It was hiding in a gift shop down in the Old Port, which contained dozens of magnets, cards, bumper stickers and every other kind of, as my grandma would say, tchotchke with inspirational and just plain funny sayings. I also found some of it in the toy shop where I bought a small rubber foot. The second shop had a rubber hand. The sychronicity was amusing.
Due to circumstances out of my control, including personality conflicts with certain employees, I have made a goal to stay away from the market.
This is a lot harder than it sounds for anyone who doesn't know me well and how much time I would spend in there every single day (6 days a week), and how I arranged my entire life around it, and refused to go anywhere else.
Physical symptoms and emotional symptoms interact to make going anywhere else a very difficult proposition for me, but I did it today.
After many months of refusing.
My targets were the toy store (because who doesn't want a bit of nostalgia), and the store that used to be Communiques many years ago, the novelty store on the corner of Exchange and Commercial. They were the two stores I'd walk past and always say "Some day, I'm going back in there again" but never did.
After the first store: felt a little off but proud of self, feeling a sense of contentment that I did it, sitting resting on wharf by water and listening to a lovely band perform next door.
Second store: felt like a truck ran over me. But hey. There were a lot of cute things in there.
Despite my avoidance of the market, I did manage to score a juice at the smoothie place's second location, which was also at the bottom of Exchange. I have never been so grateful to call and hear names I didn't know. I was hoping it wouldn't be the same people working at the market. It wasn't. They were nice enough to bring the juice outside without hesitation and made it right, (because 2 new places was my limit and I couldn't add a third), and at least I had a reward for all my hard work. And a way to use the gift card my friend had bought me.
So, I still feel as a truck ran over me, but I'm also remembering that it will likely pass.
And I'm remembering that spending all my energy trying to avoid feeling like this was getting me into a lot more trouble, and creating a lot more anxiety, than hopefully this (eventually) will. Because I still have anxiety but I also have self-respect. And that's something you can't put a price tag on.

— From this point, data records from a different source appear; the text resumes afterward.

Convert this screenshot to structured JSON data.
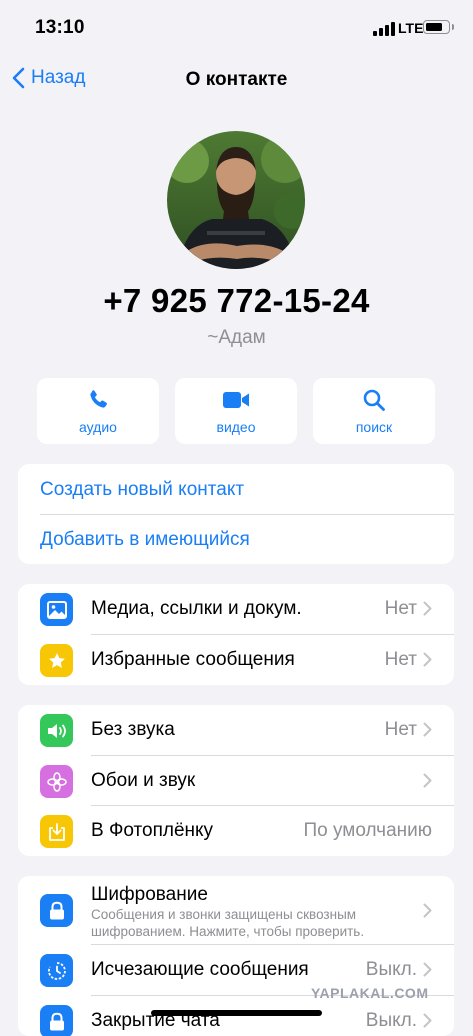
{
  "status": {
    "time": "13:10",
    "network": "LTE"
  },
  "nav": {
    "back_label": "Назад",
    "title": "О контакте"
  },
  "contact": {
    "phone": "+7 925 772-15-24",
    "nickname": "~Адам"
  },
  "actions": [
    {
      "label": "аудио",
      "icon": "phone-icon"
    },
    {
      "label": "видео",
      "icon": "video-icon"
    },
    {
      "label": "поиск",
      "icon": "search-icon"
    }
  ],
  "contact_links": {
    "create": "Создать новый контакт",
    "add_existing": "Добавить в имеющийся"
  },
  "section1": [
    {
      "label": "Медиа, ссылки и докум.",
      "value": "Нет",
      "icon": "photo-icon",
      "color": "#1a7ef5"
    },
    {
      "label": "Избранные сообщения",
      "value": "Нет",
      "icon": "star-icon",
      "color": "#f7c605"
    }
  ],
  "section2": [
    {
      "label": "Без звука",
      "value": "Нет",
      "icon": "speaker-icon",
      "color": "#34c759"
    },
    {
      "label": "Обои и звук",
      "value": "",
      "icon": "flower-icon",
      "color": "#d66fe0"
    },
    {
      "label": "В Фотоплёнку",
      "value": "По умолчанию",
      "icon": "download-icon",
      "color": "#f7c605"
    }
  ],
  "section3": {
    "encryption": {
      "label": "Шифрование",
      "desc_line1": "Сообщения и звонки защищены сквозным",
      "desc_line2": "шифрованием. Нажмите, чтобы проверить.",
      "icon": "lock-icon",
      "color": "#1a7ef5"
    },
    "disappearing": {
      "label": "Исчезающие сообщения",
      "value": "Выкл.",
      "icon": "timer-icon",
      "color": "#1a7ef5"
    },
    "chat_lock": {
      "label": "Закрытие чата",
      "value": "Выкл.",
      "icon": "lock-chat-icon",
      "color": "#1a7ef5"
    }
  },
  "watermark": "YAPLAKAL.COM",
  "colors": {
    "accent": "#1a7ef5",
    "background": "#f2f2f7",
    "secondary_text": "#8e8e93"
  }
}
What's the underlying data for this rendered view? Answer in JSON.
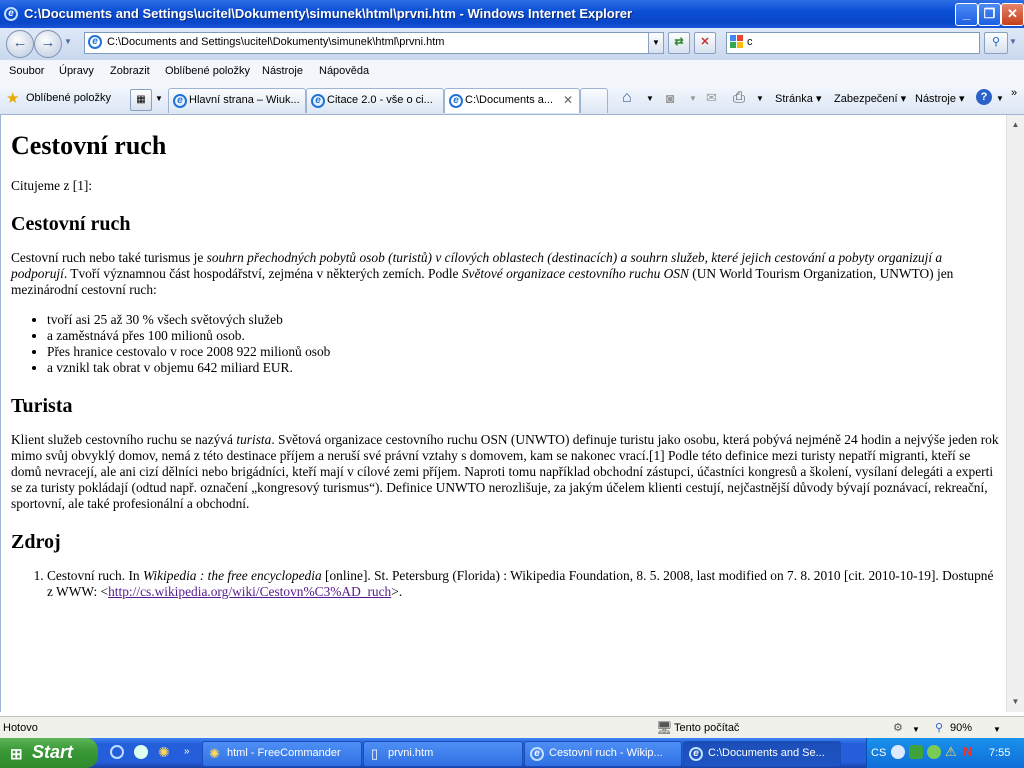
{
  "window": {
    "title": "C:\\Documents and Settings\\ucitel\\Dokumenty\\simunek\\html\\prvni.htm - Windows Internet Explorer"
  },
  "address_bar": {
    "url": "C:\\Documents and Settings\\ucitel\\Dokumenty\\simunek\\html\\prvni.htm"
  },
  "search": {
    "value": "c"
  },
  "menu": {
    "items": [
      "Soubor",
      "Úpravy",
      "Zobrazit",
      "Oblíbené položky",
      "Nástroje",
      "Nápověda"
    ]
  },
  "favorites": {
    "label": "Oblíbené položky"
  },
  "tabs": [
    {
      "label": "Hlavní strana – Wiuk..."
    },
    {
      "label": "Citace 2.0 - vše o ci..."
    },
    {
      "label": "C:\\Documents a..."
    }
  ],
  "commands": {
    "page": "Stránka",
    "security": "Zabezpečení",
    "tools": "Nástroje"
  },
  "page": {
    "h1": "Cestovní ruch",
    "intro": "Citujeme z [1]:",
    "s1_title": "Cestovní ruch",
    "s1_p_a": "Cestovní ruch nebo také turismus je ",
    "s1_p_em1": "souhrn přechodných pobytů osob (turistů) v cílových oblastech (destinacích) a souhrn služeb, které jejich cestování a pobyty organizují a podporují",
    "s1_p_b": ". Tvoří významnou část hospodářství, zejména v některých zemích. Podle ",
    "s1_p_em2": "Světové organizace cestovního ruchu OSN",
    "s1_p_c": " (UN World Tourism Organization, UNWTO) jen mezinárodní cestovní ruch:",
    "s1_list": [
      "tvoří asi 25 až 30 % všech světových služeb",
      "a zaměstnává přes 100 milionů osob.",
      "Přes hranice cestovalo v roce 2008 922 milionů osob",
      "a vznikl tak obrat v objemu 642 miliard EUR."
    ],
    "s2_title": "Turista",
    "s2_p_a": "Klient služeb cestovního ruchu se nazývá ",
    "s2_p_em": "turista",
    "s2_p_b": ". Světová organizace cestovního ruchu OSN (UNWTO) definuje turistu jako osobu, která pobývá nejméně 24 hodin a nejvýše jeden rok mimo svůj obvyklý domov, nemá z této destinace příjem a neruší své právní vztahy s domovem, kam se nakonec vrací.[1] Podle této definice mezi turisty nepatří migranti, kteří se domů nevracejí, ale ani cizí dělníci nebo brigádníci, kteří mají v cílové zemi příjem. Naproti tomu například obchodní zástupci, účastníci kongresů a školení, vysílaní delegáti a experti se za turisty pokládají (odtud např. označení „kongresový turismus“). Definice UNWTO nerozlišuje, za jakým účelem klienti cestují, nejčastnější důvody bývají poznávací, rekreační, sportovní, ale také profesionální a obchodní.",
    "s3_title": "Zdroj",
    "ref_a": "Cestovní ruch. In ",
    "ref_em": "Wikipedia : the free encyclopedia",
    "ref_b": " [online]. St. Petersburg (Florida) : Wikipedia Foundation, 8. 5. 2008, last modified on 7. 8. 2010 [cit. 2010-10-19]. Dostupné z WWW: <",
    "ref_link": "http://cs.wikipedia.org/wiki/Cestovn%C3%AD_ruch",
    "ref_c": ">."
  },
  "status": {
    "left": "Hotovo",
    "zone": "Tento počítač",
    "zoom": "90%"
  },
  "taskbar": {
    "start": "Start",
    "tasks": [
      {
        "label": "html - FreeCommander"
      },
      {
        "label": "prvni.htm"
      },
      {
        "label": "Cestovní ruch - Wikip..."
      },
      {
        "label": "C:\\Documents and Se..."
      }
    ],
    "lang": "CS",
    "time": "7:55"
  }
}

And the hope that if I take it slow and try not to completely overwhelm myself, that this will lead somewhere, somewhere where that self respect can increase and I can have at least some parts of the life I have always wanted.
The journey of a thousand miles begins with a single step. Or in this case, a foot that takes that step. (Shows you my new rubber foot). Can you say that this was quite a feat? (This would work better if I was showing you my new cute rubber foot.)
If you like this, please be sure to visit my other website, Accepting Asperger's. A lot of my older writing is stored here, including an editorial I once wrote for the Baltimore Sun. Click here to see it: Accepting Asperger's.
What's it really like to be a 20 something with Asperger's? On this blog, I hope to explore that question. But this blog is not just limited to an audience of people in their 20s - this is for anyone who ever wanted to know anything about autism. I plan to delve into the nature and experience of autism, and examine it from as many angles as possible. I would like to start a conversation between people with Asperger's or autism, parents of kids with autism spectrum disorders, and anyone who just wants to know more. Let's explore what autism means, together.
My goal is to start a discussion on and build a community of people affected by autism - parents and adults with ASD - so feel free to leave your two cents in the comments section of any post. If you're too shy for that, however, or want to speak to me personally, you may feel free to email me at KGoldfie@gmail.com.
Asperger's Book for Sale
Common Scents: Adventures with Autism and Chemical Sensitivity" is the story of a young woman's search for physical and emotional safety as she journeys through the mountains of the Cascades, small coastal towns on the Oregon coast, and out-of the-way towns in upstate New York. Along the way, she experiences things she would never have dreamed possible had she stayed in her Maine hometown, and begins to learn the power of human connection.
Common Scents is the story of the last three years of my life. It gives a gripping view of what it is like to experience the world as someone on the autistic spectrum, and some would say, is an entertaining travel story as well. Because of chemical sensitivities, I engaged on a three year journey for a place I could call home.
Comments from readers:
"The Asperger's element is remarkable. I feel that I understand my son better, so much better. I laughed at this part.... because I've stared at my son in the same way for the same thing." - mother of an Asperger's kid
"Your writing style is SO engaging and interesting. It brings me right into the subject and I always experience a little emotional punch towards the end. In other words, this is the third time I've teared-up reading your work. Kate, you've highlighted ALL the problems with how social skills are usually taught." - mother of ASD kid
"I stayed up entirely too late reading the first 14 pages. I can relate to so much of what you write. I really think you are expressing the true experience with MCS and autism in words that convey the experience." person with chemical sensitivity (MCS)
"Absolutely interesting, insightful and witty. You've blended together your three themes beautifully (Asperger's, MCS and travelling). It seems seamless."